Books you might want to read

Nigel Cutland's

Another book possibly worth getting is Peter Smith's Gödel book .

In 2016 we had
a couple of guest lectures from Maurice Chiodo (who is here for a
couple of years on a Marie Curie postdoc) on Automatic groups. Readers
might like to look at * Automatic Sequences, theory, applications,
generalizations* by Allouche and Shallit. I shall be pillaging
material from it, but I don't know how much! You might like to be
ahead of the game, and have a look at it. It certainly looks like fun.

In 2017/8 as in 2016/7 I plan to cover some constructive arithmetic and possibly some constructive Analysis (much harder!), with the intention that my students will look at familar Part I material In A New Light. I have just (re)discovered the entirely delightful *A Primer of Infinitesimal Analysis*
by John Bell. Worth a look, tho' perhaps not worth buying.

Wilfrid Hodges: Model Theory (either the five minute argument or the full half-hour) is something the Logician-About-Town should have on their shelves.

All the above books are Cambridge University Press and so you can get 15% off the list price at the Cambridge University Press bookshop in Trinity street [allegedly the oldest bookshop in the world] by brandishing your wee blue card.

Also by John Bell
(co-authored with Alan Slomson) but not published by CUP (it's from
Dover) is **Models and Ultraproducts**. It was the first book on
model theory that I read, and I loved it. And it's just the right
level for you lot, too.

Part III Essays

There are Logic-related essays that I sponsor, so if you want one come and talk to me. Subject to confirmation by the Part III committee the following Part III essays will be available in 2017/8:

Large Countable Ordinals;

BQOs and WQOs;

Fraenkel-Mostowski Models;

Nonstandard Analysis;

and

Quine's Set Theory ``NF''.

I welcome enquiries about them. That said, the material for the first two might get covered in my Part III lectures if nobody wants to do essays on them, so I might discourage you from doing either of them!

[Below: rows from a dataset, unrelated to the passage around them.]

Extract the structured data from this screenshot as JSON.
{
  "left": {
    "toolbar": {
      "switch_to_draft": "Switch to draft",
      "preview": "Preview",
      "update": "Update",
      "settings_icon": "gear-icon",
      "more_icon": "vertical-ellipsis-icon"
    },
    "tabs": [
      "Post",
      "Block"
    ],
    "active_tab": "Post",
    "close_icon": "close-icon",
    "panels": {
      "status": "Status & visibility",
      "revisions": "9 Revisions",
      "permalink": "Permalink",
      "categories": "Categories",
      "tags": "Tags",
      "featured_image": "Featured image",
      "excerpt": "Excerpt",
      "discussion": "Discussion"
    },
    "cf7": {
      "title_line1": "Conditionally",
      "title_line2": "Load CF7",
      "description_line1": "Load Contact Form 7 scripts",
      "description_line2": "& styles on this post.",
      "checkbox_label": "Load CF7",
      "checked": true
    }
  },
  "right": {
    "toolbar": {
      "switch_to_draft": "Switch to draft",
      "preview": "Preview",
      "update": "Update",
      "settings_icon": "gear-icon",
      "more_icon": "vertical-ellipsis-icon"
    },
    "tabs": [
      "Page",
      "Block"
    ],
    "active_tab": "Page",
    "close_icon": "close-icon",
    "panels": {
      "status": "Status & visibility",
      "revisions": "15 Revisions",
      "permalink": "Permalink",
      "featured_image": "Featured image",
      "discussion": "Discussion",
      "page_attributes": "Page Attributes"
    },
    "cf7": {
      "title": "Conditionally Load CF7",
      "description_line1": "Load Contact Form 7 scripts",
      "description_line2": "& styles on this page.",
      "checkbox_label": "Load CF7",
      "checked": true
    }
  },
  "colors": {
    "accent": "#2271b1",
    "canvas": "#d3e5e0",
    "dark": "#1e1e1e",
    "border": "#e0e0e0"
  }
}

If you are interested in countable ordinals you might like to read
(the rather discursive) talk i gave at the
TMS in 2012 and Notes on
countable ordinals .
Cambridge students who did Part II in
2016/7 will have encountered a rudimentary form of Fraenkel-Mostowski models in my proof of the independence of the Axiom of Choice. I promote Fraenkel-Mostowski models partly because the
final step in Randall
Holmes' proof of the consistency of Quine's *New Foundations*
is a [diabolical] FM construction and it is a medium-term project of mine to
*really* understand it. I am most of the way there, but the one
part I have not yet fully mastered is precisely that final step. So I am always happy to talk to anyone about FM
constructions! That diabolical FM construction is of course beyond the scope
of a Part III essay [and i use the word *diabolical* advisedly: Holmes had to sell his soul to The Auld Ane to get the proof, and we owe it to him to ensure that his sacrifice is not in vain] but the general idea of an FM construction is a
very good topic for a Part III essay. If we have several takers we
could have a reading group and that could be Serious Fun.

Part III students should remember that if the essay they want to write is not listed, it is entirely in order for them to ask for someone to set it. That is how i ended up setting the essay on Nonstandard Analysis! Try your luck.

Materials for 1b Computer Science.

Materials for 1a Computer Science .

Materials for Logic-For-Linguists.

Materials for Part II Mathematics .

Materials for Part IV Mathematics .

Materials for the Computer Science M. Phil .